Do some upper body exercise with free-weights. This is one of those where having that gym membership pays off, but again, if you haven’t made the gym membership happen yet then improvise with whatever appropriately weighted and grippable items you can find around the house. If you strike out on finding anything to use, still go through the motions. Going through the movements of an exercise will still always benefit your body in toning muscle and getting blood and oxygen flowing, the weights just enhance it. For today, let’s do 15 Bicep Curls (with each arm), 15 Chest Presses, 10 Tricep Lifts, 10 Rows (1 with each arm = 1), and 15 Chest Flyes.
Then lastly we’re going to do either a guided meditation or listen to a subliminal audio track for general mental health. You don’t need to consider yourself mentally unhealthy for that to be a good thing, just like you don’t need to be sick to proactively maintain your physical health. I know at the beginning of the video she says something about designing it to help people with mental disorders, but note that among them she includes “stress” and we all have at least some of that. Sometimes we just want to touch base with our minds and spirits and do a little maintenance and let them know we appreciate how hard they work for us.
That’s it for the day 🙂 The Question of the Day was posted on time, so it’s already waiting for you on Facebook if you haven’t already seen it 🙂
A word about music: We include songs for a reason. Music helps us deal with the world, helps to soothe the soul, and gives us something else we can focus on when everything is too much. Listen to the songs we post. Even if you already know them. Listen to them like you don’t. Pay attention to the lyrics. Pay attention to what the instruments are telling you. They all have a message, they all have a purpose, they’re all chosen for a reason. If you like the song, please support the artist by purchasing the MP3 or Album that features it.

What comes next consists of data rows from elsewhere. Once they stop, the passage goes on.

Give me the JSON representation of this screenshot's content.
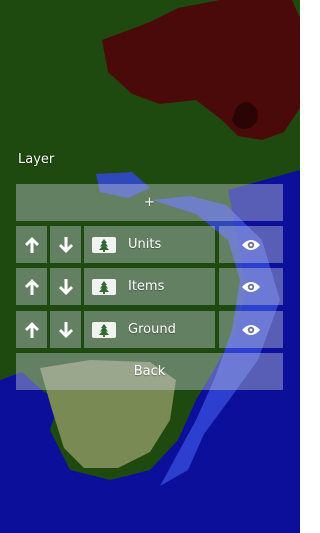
{
  "panel": {
    "title": "Layer",
    "add_label": "+",
    "back_label": "Back"
  },
  "layers": [
    {
      "name": "Units",
      "visible": true,
      "icon": "tree-icon"
    },
    {
      "name": "Items",
      "visible": true,
      "icon": "tree-icon"
    },
    {
      "name": "Ground",
      "visible": true,
      "icon": "tree-icon"
    }
  ],
  "icons": {
    "move_up": "arrow-up-icon",
    "move_down": "arrow-down-icon",
    "visibility": "eye-icon"
  },
  "colors": {
    "grass": "#1f4a0f",
    "water": "#0b0f9a",
    "shallow_water": "#3248d8",
    "mountain": "#4a0a0a",
    "sand": "#7a8a55",
    "tree": "#2e6b33",
    "button_overlay": "#cdd2de"
  }
}
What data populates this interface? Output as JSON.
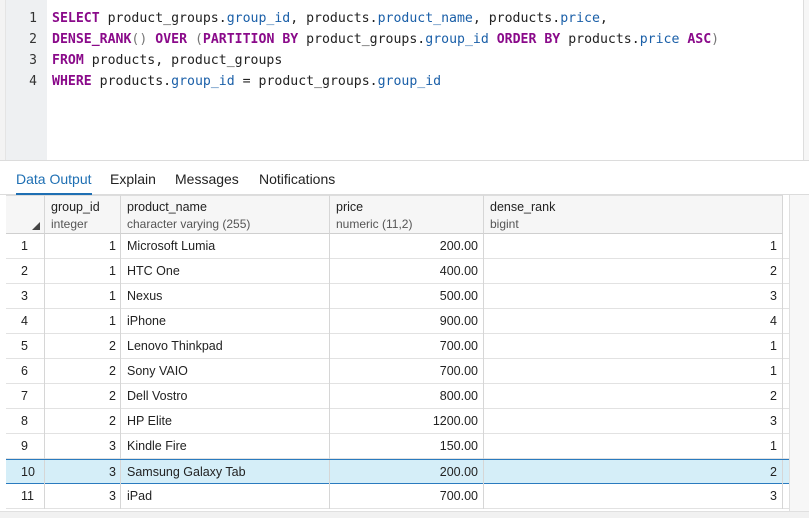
{
  "editor": {
    "line_numbers": [
      "1",
      "2",
      "3",
      "4"
    ]
  },
  "tabs": [
    {
      "label": "Data Output",
      "active": true
    },
    {
      "label": "Explain",
      "active": false
    },
    {
      "label": "Messages",
      "active": false
    },
    {
      "label": "Notifications",
      "active": false
    }
  ],
  "grid": {
    "columns": [
      {
        "name": "group_id",
        "type": "integer"
      },
      {
        "name": "product_name",
        "type": "character varying (255)"
      },
      {
        "name": "price",
        "type": "numeric (11,2)"
      },
      {
        "name": "dense_rank",
        "type": "bigint"
      }
    ],
    "rows": [
      {
        "n": "1",
        "group_id": "1",
        "product_name": "Microsoft Lumia",
        "price": "200.00",
        "dense_rank": "1"
      },
      {
        "n": "2",
        "group_id": "1",
        "product_name": "HTC One",
        "price": "400.00",
        "dense_rank": "2"
      },
      {
        "n": "3",
        "group_id": "1",
        "product_name": "Nexus",
        "price": "500.00",
        "dense_rank": "3"
      },
      {
        "n": "4",
        "group_id": "1",
        "product_name": "iPhone",
        "price": "900.00",
        "dense_rank": "4"
      },
      {
        "n": "5",
        "group_id": "2",
        "product_name": "Lenovo Thinkpad",
        "price": "700.00",
        "dense_rank": "1"
      },
      {
        "n": "6",
        "group_id": "2",
        "product_name": "Sony VAIO",
        "price": "700.00",
        "dense_rank": "1"
      },
      {
        "n": "7",
        "group_id": "2",
        "product_name": "Dell Vostro",
        "price": "800.00",
        "dense_rank": "2"
      },
      {
        "n": "8",
        "group_id": "2",
        "product_name": "HP Elite",
        "price": "1200.00",
        "dense_rank": "3"
      },
      {
        "n": "9",
        "group_id": "3",
        "product_name": "Kindle Fire",
        "price": "150.00",
        "dense_rank": "1"
      },
      {
        "n": "10",
        "group_id": "3",
        "product_name": "Samsung Galaxy Tab",
        "price": "200.00",
        "dense_rank": "2"
      },
      {
        "n": "11",
        "group_id": "3",
        "product_name": "iPad",
        "price": "700.00",
        "dense_rank": "3"
      }
    ],
    "selected_row": "10"
  },
  "colors": {
    "keyword": "#8a0a8a",
    "identifier": "#1a5fa8",
    "active_tab": "#1e6fb3",
    "selected_row": "#d5eef8"
  }
}
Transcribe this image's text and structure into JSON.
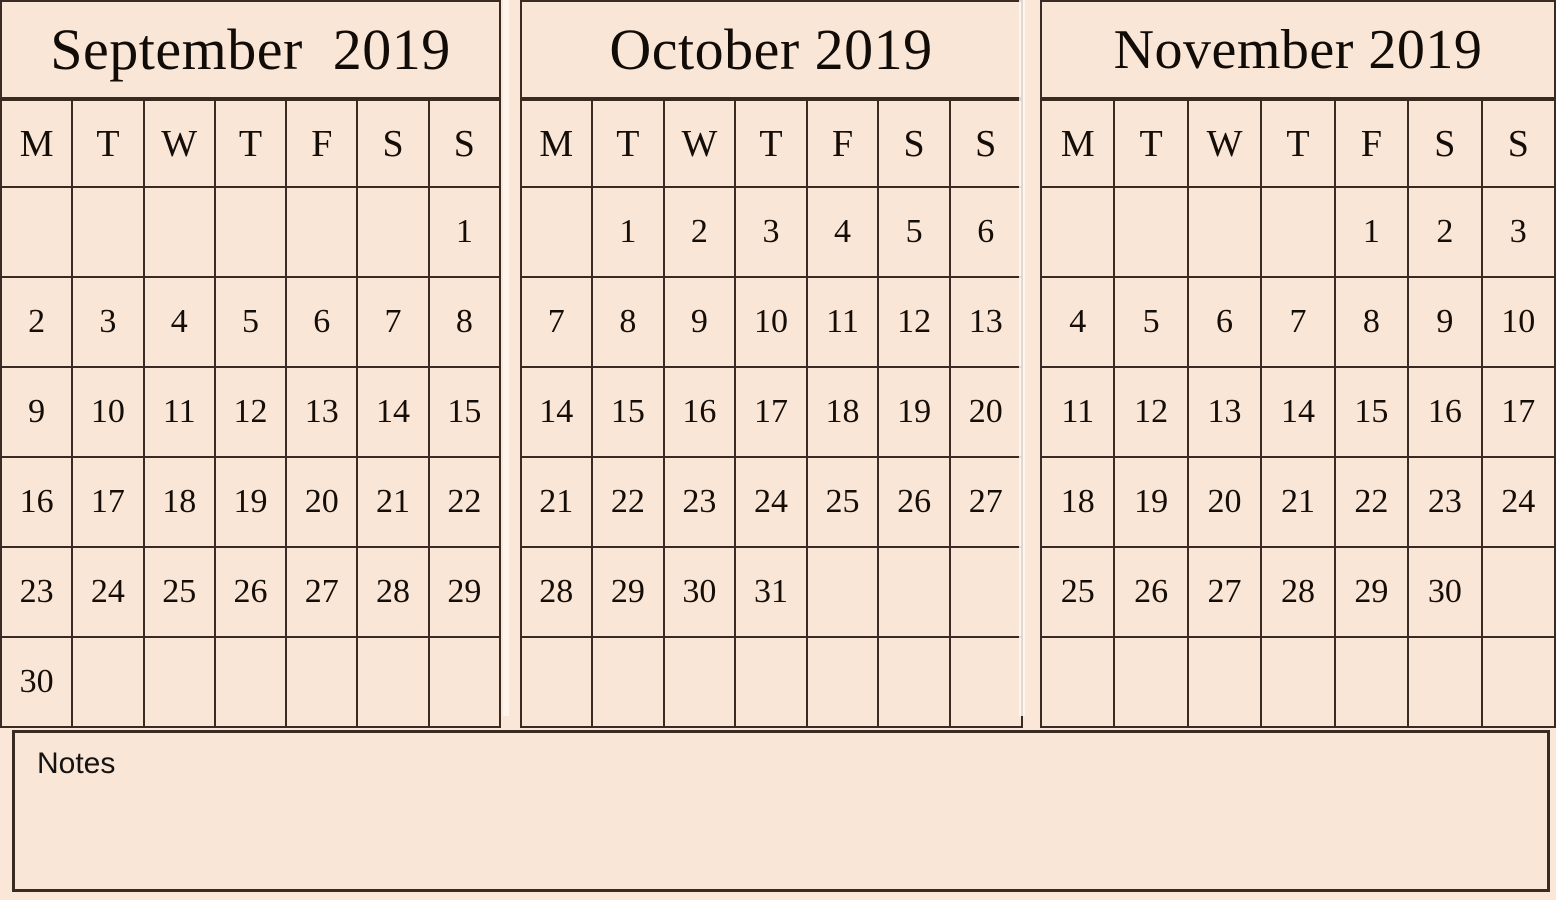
{
  "page": {
    "background_color": "#FBE7D8",
    "cell_fill_color": "#FAE6D6",
    "border_color": "#3A2B22",
    "text_color": "#140D08"
  },
  "weekday_headers": [
    "M",
    "T",
    "W",
    "T",
    "F",
    "S",
    "S"
  ],
  "months": [
    {
      "name": "September",
      "year": "2019",
      "title": "September  2019",
      "first_weekday_index": 6,
      "days_in_month": 30,
      "weeks": [
        [
          "",
          "",
          "",
          "",
          "",
          "",
          "1"
        ],
        [
          "2",
          "3",
          "4",
          "5",
          "6",
          "7",
          "8"
        ],
        [
          "9",
          "10",
          "11",
          "12",
          "13",
          "14",
          "15"
        ],
        [
          "16",
          "17",
          "18",
          "19",
          "20",
          "21",
          "22"
        ],
        [
          "23",
          "24",
          "25",
          "26",
          "27",
          "28",
          "29"
        ],
        [
          "30",
          "",
          "",
          "",
          "",
          "",
          ""
        ]
      ]
    },
    {
      "name": "October",
      "year": "2019",
      "title": "October 2019",
      "first_weekday_index": 1,
      "days_in_month": 31,
      "weeks": [
        [
          "",
          "1",
          "2",
          "3",
          "4",
          "5",
          "6"
        ],
        [
          "7",
          "8",
          "9",
          "10",
          "11",
          "12",
          "13"
        ],
        [
          "14",
          "15",
          "16",
          "17",
          "18",
          "19",
          "20"
        ],
        [
          "21",
          "22",
          "23",
          "24",
          "25",
          "26",
          "27"
        ],
        [
          "28",
          "29",
          "30",
          "31",
          "",
          "",
          ""
        ],
        [
          "",
          "",
          "",
          "",
          "",
          "",
          ""
        ]
      ]
    },
    {
      "name": "November",
      "year": "2019",
      "title": "November 2019",
      "first_weekday_index": 4,
      "days_in_month": 30,
      "weeks": [
        [
          "",
          "",
          "",
          "",
          "1",
          "2",
          "3"
        ],
        [
          "4",
          "5",
          "6",
          "7",
          "8",
          "9",
          "10"
        ],
        [
          "11",
          "12",
          "13",
          "14",
          "15",
          "16",
          "17"
        ],
        [
          "18",
          "19",
          "20",
          "21",
          "22",
          "23",
          "24"
        ],
        [
          "25",
          "26",
          "27",
          "28",
          "29",
          "30",
          ""
        ],
        [
          "",
          "",
          "",
          "",
          "",
          "",
          ""
        ]
      ]
    }
  ],
  "notes": {
    "label": "Notes",
    "content": ""
  }
}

Today’s music can be found on Amazon.com:
MP3: It Keeps You Runnin’ (Remastered Version)
Album: Best Of The Doobies, The